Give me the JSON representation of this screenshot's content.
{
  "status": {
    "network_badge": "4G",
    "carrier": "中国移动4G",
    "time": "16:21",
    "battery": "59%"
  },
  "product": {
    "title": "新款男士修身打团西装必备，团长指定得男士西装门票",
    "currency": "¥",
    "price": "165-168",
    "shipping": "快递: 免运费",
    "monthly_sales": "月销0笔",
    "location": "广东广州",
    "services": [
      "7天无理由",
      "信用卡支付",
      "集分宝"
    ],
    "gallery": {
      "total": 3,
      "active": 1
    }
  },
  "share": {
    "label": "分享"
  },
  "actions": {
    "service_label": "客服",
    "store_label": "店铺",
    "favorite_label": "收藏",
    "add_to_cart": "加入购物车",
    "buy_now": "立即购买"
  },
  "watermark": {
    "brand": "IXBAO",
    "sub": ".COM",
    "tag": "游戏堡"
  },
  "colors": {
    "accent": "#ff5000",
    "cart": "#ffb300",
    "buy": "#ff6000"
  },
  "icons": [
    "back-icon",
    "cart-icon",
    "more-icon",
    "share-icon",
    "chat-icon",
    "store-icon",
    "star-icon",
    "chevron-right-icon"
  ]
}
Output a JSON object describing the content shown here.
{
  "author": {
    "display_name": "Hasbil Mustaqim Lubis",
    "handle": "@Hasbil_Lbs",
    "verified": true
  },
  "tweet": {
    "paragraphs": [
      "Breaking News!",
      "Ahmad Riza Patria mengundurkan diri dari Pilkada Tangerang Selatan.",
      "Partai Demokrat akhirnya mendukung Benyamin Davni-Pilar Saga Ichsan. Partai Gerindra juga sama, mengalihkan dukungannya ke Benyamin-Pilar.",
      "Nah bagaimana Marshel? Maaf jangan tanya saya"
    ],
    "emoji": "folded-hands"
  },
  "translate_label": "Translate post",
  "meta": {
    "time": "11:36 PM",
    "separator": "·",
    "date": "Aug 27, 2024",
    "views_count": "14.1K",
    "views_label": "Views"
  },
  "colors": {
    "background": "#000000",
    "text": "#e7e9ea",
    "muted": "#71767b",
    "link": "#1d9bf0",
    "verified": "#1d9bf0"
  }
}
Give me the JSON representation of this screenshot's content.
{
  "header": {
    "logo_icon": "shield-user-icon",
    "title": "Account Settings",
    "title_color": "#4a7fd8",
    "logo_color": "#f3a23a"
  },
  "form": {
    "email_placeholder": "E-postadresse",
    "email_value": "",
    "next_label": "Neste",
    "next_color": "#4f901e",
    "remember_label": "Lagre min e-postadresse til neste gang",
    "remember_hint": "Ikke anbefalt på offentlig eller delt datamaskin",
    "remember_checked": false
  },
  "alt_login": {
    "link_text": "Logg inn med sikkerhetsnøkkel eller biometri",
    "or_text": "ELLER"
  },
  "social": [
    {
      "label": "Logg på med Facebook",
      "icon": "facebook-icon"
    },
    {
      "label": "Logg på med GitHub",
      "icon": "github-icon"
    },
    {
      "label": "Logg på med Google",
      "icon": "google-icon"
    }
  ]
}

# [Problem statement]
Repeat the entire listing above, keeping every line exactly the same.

# [Task response]
Give me the JSON representation of this screenshot's content.
{
  "status": {
    "network_badge": "4G",
    "carrier": "中国移动4G",
    "time": "16:21",
    "battery": "59%"
  },
  "product": {
    "title": "新款男士修身打团西装必备，团长指定得男士西装门票",
    "currency": "¥",
    "price": "165-168",
    "shipping": "快递: 免运费",
    "monthly_sales": "月销0笔",
    "location": "广东广州",
    "services": [
      "7天无理由",
      "信用卡支付",
      "集分宝"
    ],
    "gallery": {
      "total": 3,
      "active": 1
    }
  },
  "share": {
    "label": "分享"
  },
  "actions": {
    "service_label": "客服",
    "store_label": "店铺",
    "favorite_label": "收藏",
    "add_to_cart": "加入购物车",
    "buy_now": "立即购买"
  },
  "watermark": {
    "brand": "IXBAO",
    "sub": ".COM",
    "tag": "游戏堡"
  },
  "colors": {
    "accent": "#ff5000",
    "cart": "#ffb300",
    "buy": "#ff6000"
  },
  "icons": [
    "back-icon",
    "cart-icon",
    "more-icon",
    "share-icon",
    "chat-icon",
    "store-icon",
    "star-icon",
    "chevron-right-icon"
  ]
}
Output a JSON object describing the content shown here.
{
  "author": {
    "display_name": "Hasbil Mustaqim Lubis",
    "handle": "@Hasbil_Lbs",
    "verified": true
  },
  "tweet": {
    "paragraphs": [
      "Breaking News!",
      "Ahmad Riza Patria mengundurkan diri dari Pilkada Tangerang Selatan.",
      "Partai Demokrat akhirnya mendukung Benyamin Davni-Pilar Saga Ichsan. Partai Gerindra juga sama, mengalihkan dukungannya ke Benyamin-Pilar.",
      "Nah bagaimana Marshel? Maaf jangan tanya saya"
    ],
    "emoji": "folded-hands"
  },
  "translate_label": "Translate post",
  "meta": {
    "time": "11:36 PM",
    "separator": "·",
    "date": "Aug 27, 2024",
    "views_count": "14.1K",
    "views_label": "Views"
  },
  "colors": {
    "background": "#000000",
    "text": "#e7e9ea",
    "muted": "#71767b",
    "link": "#1d9bf0",
    "verified": "#1d9bf0"
  }
}
Give me the JSON representation of this screenshot's content.
{
  "header": {
    "logo_icon": "shield-user-icon",
    "title": "Account Settings",
    "title_color": "#4a7fd8",
    "logo_color": "#f3a23a"
  },
  "form": {
    "email_placeholder": "E-postadresse",
    "email_value": "",
    "next_label": "Neste",
    "next_color": "#4f901e",
    "remember_label": "Lagre min e-postadresse til neste gang",
    "remember_hint": "Ikke anbefalt på offentlig eller delt datamaskin",
    "remember_checked": false
  },
  "alt_login": {
    "link_text": "Logg inn med sikkerhetsnøkkel eller biometri",
    "or_text": "ELLER"
  },
  "social": [
    {
      "label": "Logg på med Facebook",
      "icon": "facebook-icon"
    },
    {
      "label": "Logg på med GitHub",
      "icon": "github-icon"
    },
    {
      "label": "Logg på med Google",
      "icon": "google-icon"
    }
  ]
}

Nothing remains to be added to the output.